● **ACTIVITY**:
After reading the lines below, count those that contain "usted" and give the count alone.

Stored dataset items
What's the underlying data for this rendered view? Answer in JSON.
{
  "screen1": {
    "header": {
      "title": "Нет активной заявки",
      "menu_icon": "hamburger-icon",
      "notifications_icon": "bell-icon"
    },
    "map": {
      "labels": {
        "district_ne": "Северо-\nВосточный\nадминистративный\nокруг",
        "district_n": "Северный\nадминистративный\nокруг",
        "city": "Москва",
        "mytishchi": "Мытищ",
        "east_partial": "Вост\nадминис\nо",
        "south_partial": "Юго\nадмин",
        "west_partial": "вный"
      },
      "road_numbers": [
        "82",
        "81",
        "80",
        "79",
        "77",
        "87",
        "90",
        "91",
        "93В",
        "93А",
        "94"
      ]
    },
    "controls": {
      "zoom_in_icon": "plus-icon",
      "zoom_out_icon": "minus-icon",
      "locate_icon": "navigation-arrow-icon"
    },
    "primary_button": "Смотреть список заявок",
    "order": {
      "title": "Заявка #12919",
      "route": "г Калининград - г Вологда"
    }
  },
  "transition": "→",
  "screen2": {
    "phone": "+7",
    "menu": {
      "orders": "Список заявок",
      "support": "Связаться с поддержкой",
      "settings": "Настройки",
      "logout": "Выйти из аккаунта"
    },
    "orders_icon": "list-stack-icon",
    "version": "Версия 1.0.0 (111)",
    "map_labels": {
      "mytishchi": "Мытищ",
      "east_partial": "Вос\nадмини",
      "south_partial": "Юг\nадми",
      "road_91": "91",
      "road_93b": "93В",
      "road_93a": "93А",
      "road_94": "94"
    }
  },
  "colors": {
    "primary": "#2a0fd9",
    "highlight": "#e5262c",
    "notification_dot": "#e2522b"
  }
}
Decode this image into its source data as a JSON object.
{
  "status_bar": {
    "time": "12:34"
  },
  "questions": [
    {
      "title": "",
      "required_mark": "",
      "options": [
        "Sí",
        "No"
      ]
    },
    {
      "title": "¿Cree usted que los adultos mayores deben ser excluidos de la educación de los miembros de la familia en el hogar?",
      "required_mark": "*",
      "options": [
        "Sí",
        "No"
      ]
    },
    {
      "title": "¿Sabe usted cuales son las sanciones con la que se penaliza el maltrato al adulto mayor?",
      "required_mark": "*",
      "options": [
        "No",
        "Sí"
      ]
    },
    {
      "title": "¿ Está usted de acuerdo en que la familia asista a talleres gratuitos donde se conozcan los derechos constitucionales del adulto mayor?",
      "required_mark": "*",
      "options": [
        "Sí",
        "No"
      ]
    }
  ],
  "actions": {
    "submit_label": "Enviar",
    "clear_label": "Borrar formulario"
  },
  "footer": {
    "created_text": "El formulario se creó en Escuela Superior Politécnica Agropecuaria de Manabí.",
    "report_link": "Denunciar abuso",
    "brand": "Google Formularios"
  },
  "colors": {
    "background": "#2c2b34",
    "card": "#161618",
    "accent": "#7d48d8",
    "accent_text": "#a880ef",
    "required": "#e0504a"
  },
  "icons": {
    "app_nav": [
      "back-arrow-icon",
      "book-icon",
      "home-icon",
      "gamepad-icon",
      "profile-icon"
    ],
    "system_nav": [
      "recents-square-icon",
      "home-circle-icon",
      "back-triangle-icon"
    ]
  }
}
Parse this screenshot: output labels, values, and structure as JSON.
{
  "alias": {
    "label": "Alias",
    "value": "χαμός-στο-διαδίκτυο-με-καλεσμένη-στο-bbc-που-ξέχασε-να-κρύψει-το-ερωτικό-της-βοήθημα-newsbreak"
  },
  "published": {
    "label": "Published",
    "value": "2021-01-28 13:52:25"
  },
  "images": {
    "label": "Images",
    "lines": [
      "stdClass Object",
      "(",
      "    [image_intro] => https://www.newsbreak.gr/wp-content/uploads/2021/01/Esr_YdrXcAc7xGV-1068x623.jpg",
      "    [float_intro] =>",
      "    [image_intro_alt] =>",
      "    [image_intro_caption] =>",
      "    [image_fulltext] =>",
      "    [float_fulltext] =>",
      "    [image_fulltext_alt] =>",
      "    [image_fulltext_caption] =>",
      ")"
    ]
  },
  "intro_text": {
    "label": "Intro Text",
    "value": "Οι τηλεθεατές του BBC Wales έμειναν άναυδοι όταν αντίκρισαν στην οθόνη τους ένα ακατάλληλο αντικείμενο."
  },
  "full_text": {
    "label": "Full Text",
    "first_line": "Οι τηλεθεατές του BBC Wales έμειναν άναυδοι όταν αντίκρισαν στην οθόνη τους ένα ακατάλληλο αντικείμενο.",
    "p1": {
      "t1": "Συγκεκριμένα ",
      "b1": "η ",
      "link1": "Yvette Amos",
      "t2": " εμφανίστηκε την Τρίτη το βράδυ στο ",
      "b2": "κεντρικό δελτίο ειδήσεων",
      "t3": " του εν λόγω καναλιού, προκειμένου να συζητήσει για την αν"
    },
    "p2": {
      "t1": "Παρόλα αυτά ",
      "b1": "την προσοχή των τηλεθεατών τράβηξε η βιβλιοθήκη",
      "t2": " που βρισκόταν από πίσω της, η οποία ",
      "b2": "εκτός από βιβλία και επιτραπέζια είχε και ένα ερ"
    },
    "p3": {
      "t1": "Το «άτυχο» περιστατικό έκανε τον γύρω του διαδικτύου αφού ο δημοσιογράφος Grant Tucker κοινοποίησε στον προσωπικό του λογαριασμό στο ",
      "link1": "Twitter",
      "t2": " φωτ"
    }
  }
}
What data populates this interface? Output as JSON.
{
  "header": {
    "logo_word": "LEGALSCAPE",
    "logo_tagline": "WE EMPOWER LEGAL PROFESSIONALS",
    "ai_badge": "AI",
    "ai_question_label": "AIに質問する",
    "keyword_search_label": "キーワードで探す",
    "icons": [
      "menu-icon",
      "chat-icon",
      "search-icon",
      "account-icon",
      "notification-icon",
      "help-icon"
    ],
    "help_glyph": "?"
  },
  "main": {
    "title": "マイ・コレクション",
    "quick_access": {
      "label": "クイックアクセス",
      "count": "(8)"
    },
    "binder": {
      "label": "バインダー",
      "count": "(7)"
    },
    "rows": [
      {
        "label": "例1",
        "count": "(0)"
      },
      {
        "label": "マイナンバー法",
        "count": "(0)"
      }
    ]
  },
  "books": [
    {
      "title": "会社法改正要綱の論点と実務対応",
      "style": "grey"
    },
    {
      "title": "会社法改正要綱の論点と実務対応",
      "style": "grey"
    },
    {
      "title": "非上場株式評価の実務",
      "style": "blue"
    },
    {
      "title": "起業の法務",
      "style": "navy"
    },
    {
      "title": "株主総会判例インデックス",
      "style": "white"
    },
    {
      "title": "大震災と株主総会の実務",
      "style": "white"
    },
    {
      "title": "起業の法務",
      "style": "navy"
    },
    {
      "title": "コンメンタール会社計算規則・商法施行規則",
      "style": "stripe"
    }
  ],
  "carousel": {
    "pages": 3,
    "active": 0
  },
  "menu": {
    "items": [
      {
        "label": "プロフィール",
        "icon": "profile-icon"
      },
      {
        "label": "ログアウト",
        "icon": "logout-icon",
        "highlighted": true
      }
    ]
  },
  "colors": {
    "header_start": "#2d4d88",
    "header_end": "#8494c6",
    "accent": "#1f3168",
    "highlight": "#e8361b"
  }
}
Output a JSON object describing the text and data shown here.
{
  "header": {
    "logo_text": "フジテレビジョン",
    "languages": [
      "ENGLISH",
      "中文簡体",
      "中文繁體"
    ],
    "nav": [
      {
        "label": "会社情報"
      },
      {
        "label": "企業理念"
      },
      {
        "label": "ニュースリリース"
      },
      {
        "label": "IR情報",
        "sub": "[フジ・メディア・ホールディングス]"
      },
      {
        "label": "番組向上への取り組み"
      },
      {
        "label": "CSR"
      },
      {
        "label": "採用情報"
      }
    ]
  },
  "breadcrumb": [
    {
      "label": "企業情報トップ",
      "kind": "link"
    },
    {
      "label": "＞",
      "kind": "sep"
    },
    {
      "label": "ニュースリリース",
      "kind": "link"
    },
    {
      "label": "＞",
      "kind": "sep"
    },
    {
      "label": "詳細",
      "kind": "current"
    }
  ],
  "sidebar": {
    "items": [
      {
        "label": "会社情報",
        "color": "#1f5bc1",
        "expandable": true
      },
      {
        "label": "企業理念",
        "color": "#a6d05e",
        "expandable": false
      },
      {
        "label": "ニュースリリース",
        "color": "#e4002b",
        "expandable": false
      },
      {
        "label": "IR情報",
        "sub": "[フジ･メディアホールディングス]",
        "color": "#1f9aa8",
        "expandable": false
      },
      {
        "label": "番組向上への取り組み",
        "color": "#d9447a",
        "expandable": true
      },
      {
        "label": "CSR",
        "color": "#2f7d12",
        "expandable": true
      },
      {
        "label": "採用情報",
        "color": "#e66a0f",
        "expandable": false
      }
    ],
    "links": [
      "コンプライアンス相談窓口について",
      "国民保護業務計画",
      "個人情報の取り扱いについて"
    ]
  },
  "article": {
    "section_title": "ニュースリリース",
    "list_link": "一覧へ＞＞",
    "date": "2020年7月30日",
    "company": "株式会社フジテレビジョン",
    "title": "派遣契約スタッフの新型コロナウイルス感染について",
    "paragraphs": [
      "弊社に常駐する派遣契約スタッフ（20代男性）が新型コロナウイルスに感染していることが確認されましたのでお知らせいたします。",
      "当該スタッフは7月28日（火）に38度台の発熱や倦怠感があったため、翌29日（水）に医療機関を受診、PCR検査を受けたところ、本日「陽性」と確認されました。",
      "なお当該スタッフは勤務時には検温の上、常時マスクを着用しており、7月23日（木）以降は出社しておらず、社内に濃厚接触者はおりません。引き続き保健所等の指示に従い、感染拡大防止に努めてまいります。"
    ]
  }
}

● **SOLUTION TO THIS TASK**:
3